No ‘quick fix’ to cause of deadly military helicopter crash, procurement chief says
July 8, 2021 By Lee Berthiaume, The Canadian Press
OTTAWA — Canada’s top military procurement official warns there is no “quick fix” to the software issue identified as the primary cause of last year’s deadly helicopter crash off the coast of Greece, which killed six service members.
Two separate internal reviews by the Canadian Armed Forces found the autopilot on Stalker 22 took control of the CH-148 Cyclone helicopter as the pilot was turning to land on HMCS Fredericton on April 29, 2020, sending it into the Ionian Sea.
Master Cpl. Matthew Cousins, Sub-Lt. Abbigail Cowbrough, Capt. Kevin Hagen, Capt. Brenden MacDonald, Capt. Maxime Miron-Morin and Sub-Lt. Matthew Pyke died in the crash.

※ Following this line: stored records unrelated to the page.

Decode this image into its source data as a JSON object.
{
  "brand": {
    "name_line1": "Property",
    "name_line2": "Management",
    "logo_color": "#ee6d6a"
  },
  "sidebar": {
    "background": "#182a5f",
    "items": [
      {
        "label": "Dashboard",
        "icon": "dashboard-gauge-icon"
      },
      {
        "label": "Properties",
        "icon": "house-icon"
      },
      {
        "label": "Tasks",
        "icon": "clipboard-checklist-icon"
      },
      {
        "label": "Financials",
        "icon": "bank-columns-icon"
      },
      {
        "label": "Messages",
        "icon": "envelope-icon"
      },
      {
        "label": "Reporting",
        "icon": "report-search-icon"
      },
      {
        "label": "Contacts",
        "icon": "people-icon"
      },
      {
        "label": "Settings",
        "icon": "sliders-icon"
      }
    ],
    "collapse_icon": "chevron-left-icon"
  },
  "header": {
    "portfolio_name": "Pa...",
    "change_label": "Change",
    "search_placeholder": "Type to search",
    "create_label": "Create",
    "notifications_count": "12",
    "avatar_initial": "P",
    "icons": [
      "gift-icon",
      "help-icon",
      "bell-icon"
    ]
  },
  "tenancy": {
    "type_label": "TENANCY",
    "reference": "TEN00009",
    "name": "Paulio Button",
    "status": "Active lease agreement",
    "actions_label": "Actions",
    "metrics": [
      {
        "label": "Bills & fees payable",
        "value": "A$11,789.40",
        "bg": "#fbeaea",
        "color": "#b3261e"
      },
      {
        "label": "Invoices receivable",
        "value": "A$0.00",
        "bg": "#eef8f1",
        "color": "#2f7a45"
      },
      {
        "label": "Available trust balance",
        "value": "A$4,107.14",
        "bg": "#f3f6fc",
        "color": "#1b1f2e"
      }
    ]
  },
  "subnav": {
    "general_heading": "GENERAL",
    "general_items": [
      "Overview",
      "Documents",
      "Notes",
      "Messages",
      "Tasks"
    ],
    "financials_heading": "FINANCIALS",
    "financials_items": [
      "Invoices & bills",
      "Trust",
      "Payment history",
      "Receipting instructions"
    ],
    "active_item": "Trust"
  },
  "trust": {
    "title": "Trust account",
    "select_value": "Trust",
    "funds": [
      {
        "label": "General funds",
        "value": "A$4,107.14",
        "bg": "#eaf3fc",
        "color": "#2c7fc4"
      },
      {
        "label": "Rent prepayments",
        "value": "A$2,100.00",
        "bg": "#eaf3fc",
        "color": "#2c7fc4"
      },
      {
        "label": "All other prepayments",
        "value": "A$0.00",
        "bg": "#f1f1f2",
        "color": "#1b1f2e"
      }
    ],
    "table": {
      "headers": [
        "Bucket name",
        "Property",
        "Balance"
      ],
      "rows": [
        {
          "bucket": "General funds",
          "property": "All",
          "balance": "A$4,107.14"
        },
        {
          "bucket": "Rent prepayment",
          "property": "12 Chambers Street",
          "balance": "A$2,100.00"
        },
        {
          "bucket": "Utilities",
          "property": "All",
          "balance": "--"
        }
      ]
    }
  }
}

Among the recommendations to prevent similar incidents with the rest of the Cyclone fleet, the reviews said the autopilot problem should be addressed.
Troy Crosby, the assistant deputy minister of materiel at the Department of National Defence, says officials have since launched discussions with Sikorsky Aircraft, the American company building the Cyclone, to find ways to deal with the issue.
However, he added, “it’s not as simple as making a quick fix” because changing one part of the Cyclone’s existing software could have unintended consequences elsewhere.
“So it has to be very carefully thought through,” he told The Canadian Press in an interview. “And then once that’s determined, then a decision will be made on how to proceed.”
Crosby did not offer a timeline for when that might come, though he did indicate there are no plans at this time to take legal action against Sikorsky, which is now owned by U.S. aerospace giant Lockheed Martin.
The flight-safety review released last month appeared to absolve Sikorsky of any responsibility, saying the type of manoeuvre that Stalker 22’s pilot was attempting to perform was not spelled out in the military’s documentation.
Sikorsky spokesman John Dorrian expressed his condolences in a statement to the families of those killed in the crash.
“When operated as designed, tested, and certified, the CH-148 has proven to be safe and effective,” he added. “If requested, we are ready to work with the Canadian Armed Forces to modify the CH-148.”
The crash of Stalker 22 marked the largest single-day loss of life for Canada’s military since Afghanistan. It also cast a harsh spotlight on the Cyclone’s long and problem-plagued development, which remains a work in progress.
Sikorsky yet to deliver all 28 Cyclones that Canada first ordered in 2004, though Crosby said the last is scheduled to arrive in the country by the end of this year.
Even then, however, the aircraft will not be exactly what Canada ordered, as the fleet needs further updates to its software and electronic warfare system. Neither is related to the issue that caused Stalker 22 to crash.
Defence procurement documents released last week also show the $3.1-billion project is “facing financial challenges, increased procurement costs and some financial adjustments,” and that officials plan to ask the government for more money to finish it.
Crosby described the latest cost overrun as a “couple of percentage points” of the overall budget.
The Cyclones are typically deployed on board Canadian frigates and used for search and rescue, surveillance and anti-submarine warfare.
The crash of Stalker 22 was only one of several incidents involving the fleet, which only started flying real missions in 2018. The most recent saw a Cyclone make an emergency landing in a Halifax park before being towed back to base.
The mother of one of those killed while on board Stalker 22 has questioned why the Cyclones, which only started flying real missions in 2018, were allowed back into the air less than two months after the crash.
But Royal Canadian Air Force commander Lt.-Gen. Al Meinzinger has expressed confidence in the helicopter, two of which are currently deployed overseas with Canadian warships.
Crosby echoed the sentiment, adding: “Clearly the accident was a terrible tragedy and we lost too many good people… We’ve got the subject-matter experts focused on ensuring that we learn from this and make improvements.”